# DESCRIPTION OF THE TASK
Extract every line below that contains the word "timestamp".

[Opening SUPPLIED RECORDS section]

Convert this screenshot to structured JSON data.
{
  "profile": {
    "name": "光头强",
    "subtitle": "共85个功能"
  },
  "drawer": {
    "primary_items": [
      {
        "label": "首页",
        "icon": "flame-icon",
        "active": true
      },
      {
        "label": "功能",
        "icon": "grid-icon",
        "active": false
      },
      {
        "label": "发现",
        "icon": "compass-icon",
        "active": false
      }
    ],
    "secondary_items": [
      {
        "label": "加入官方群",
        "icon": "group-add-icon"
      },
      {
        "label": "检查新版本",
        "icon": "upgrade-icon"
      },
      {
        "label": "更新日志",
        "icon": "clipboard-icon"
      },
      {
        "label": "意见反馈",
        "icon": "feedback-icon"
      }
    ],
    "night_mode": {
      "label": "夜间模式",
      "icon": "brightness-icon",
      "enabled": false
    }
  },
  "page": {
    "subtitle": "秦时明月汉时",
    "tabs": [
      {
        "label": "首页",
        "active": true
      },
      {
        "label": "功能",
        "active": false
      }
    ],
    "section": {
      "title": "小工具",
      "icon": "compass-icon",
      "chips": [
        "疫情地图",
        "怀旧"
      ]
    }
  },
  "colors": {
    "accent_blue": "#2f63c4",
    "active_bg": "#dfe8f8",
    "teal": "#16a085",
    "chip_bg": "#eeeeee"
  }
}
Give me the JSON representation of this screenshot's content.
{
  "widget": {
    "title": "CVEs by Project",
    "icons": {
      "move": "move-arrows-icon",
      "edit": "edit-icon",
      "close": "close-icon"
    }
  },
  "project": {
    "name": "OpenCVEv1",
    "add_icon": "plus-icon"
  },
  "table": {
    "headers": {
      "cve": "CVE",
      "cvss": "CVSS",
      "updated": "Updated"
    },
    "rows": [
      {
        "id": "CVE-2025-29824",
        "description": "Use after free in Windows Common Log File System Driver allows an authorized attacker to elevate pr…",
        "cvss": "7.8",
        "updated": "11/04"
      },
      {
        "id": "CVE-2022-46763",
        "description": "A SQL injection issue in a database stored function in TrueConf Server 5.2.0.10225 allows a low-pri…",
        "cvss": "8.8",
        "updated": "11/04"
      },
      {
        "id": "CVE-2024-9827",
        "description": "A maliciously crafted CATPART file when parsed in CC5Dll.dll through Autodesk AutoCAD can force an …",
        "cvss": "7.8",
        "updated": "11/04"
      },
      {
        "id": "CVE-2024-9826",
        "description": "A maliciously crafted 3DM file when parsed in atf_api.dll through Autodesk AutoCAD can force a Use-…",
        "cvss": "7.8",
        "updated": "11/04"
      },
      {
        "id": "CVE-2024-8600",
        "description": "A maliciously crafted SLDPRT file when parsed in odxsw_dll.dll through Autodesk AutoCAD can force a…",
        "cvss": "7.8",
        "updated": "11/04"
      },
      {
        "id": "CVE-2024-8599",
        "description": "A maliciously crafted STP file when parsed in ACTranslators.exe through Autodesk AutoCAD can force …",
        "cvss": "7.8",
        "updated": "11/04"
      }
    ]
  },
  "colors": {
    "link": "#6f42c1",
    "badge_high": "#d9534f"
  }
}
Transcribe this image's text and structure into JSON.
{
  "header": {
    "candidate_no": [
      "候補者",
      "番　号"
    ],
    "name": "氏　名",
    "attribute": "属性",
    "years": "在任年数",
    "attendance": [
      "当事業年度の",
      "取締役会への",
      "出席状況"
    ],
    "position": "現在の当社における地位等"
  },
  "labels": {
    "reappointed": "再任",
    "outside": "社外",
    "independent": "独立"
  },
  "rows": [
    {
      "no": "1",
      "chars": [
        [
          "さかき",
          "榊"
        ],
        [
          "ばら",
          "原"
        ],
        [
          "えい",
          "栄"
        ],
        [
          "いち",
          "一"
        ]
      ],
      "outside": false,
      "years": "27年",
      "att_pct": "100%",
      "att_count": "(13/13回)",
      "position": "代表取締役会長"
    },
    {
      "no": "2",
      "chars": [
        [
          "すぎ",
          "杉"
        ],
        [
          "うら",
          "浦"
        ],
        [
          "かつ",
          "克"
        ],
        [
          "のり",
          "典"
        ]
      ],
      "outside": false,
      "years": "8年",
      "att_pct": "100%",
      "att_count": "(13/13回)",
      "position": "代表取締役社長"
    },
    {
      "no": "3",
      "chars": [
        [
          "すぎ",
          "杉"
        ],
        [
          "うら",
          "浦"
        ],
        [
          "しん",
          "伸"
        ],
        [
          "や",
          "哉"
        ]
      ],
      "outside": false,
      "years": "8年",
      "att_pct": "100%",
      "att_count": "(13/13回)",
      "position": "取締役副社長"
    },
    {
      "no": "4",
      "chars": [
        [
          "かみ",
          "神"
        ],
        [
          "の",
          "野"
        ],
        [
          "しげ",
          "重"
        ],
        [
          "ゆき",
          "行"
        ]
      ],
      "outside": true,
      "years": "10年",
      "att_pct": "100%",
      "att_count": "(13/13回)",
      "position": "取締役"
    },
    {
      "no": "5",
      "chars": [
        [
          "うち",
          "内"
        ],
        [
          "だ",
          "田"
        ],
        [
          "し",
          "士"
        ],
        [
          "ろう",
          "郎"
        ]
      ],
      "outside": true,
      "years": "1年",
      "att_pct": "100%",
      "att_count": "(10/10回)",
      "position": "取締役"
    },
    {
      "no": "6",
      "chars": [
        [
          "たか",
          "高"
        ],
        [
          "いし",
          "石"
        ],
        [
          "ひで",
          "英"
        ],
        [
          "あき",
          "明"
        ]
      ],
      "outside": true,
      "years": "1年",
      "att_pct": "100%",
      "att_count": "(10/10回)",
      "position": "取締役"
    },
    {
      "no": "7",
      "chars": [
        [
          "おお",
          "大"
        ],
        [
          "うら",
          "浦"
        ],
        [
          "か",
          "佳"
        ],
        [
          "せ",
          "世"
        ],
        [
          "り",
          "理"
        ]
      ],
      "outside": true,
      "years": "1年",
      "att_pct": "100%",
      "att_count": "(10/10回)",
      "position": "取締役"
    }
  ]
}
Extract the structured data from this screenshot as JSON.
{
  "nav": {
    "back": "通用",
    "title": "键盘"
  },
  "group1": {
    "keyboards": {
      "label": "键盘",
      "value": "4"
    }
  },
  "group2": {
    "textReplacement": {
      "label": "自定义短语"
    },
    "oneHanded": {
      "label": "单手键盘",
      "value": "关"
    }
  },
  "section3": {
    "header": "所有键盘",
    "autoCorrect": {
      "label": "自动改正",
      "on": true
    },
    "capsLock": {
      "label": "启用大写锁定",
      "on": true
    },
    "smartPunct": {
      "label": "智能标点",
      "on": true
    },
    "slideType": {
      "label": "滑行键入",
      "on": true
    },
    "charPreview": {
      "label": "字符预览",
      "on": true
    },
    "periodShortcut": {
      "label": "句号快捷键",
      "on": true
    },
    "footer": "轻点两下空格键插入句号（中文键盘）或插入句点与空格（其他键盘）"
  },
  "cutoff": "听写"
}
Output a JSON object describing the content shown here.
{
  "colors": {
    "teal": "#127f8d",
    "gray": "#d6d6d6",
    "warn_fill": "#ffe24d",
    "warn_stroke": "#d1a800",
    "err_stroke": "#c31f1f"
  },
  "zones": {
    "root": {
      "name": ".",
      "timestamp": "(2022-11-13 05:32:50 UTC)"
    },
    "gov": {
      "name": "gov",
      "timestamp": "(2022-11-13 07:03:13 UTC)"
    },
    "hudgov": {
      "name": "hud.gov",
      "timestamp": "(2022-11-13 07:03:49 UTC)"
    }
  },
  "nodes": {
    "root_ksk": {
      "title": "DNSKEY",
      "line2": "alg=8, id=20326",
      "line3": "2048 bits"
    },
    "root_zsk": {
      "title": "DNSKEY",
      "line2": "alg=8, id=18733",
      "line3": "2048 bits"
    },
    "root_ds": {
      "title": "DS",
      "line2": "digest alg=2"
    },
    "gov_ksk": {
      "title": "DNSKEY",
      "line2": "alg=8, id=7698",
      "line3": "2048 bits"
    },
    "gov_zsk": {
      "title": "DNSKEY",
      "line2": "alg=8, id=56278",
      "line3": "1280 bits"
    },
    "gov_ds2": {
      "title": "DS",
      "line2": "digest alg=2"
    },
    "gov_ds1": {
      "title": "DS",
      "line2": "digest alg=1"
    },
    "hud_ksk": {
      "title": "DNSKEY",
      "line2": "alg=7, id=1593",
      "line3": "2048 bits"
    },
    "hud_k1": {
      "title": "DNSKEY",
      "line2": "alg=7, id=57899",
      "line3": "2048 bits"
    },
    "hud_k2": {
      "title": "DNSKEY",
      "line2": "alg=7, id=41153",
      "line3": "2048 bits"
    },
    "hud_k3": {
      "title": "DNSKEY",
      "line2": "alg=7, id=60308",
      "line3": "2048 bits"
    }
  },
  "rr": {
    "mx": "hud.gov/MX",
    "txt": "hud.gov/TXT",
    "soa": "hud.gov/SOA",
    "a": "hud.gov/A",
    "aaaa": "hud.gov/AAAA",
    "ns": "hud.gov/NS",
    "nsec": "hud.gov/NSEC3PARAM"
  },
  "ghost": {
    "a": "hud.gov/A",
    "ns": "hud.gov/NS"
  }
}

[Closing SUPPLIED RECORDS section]

# OUTPUT FOR THIS EXERCISE
      "timestamp": "(2022-11-13 05:32:50 UTC)"
      "timestamp": "(2022-11-13 07:03:13 UTC)"
      "timestamp": "(2022-11-13 07:03:49 UTC)"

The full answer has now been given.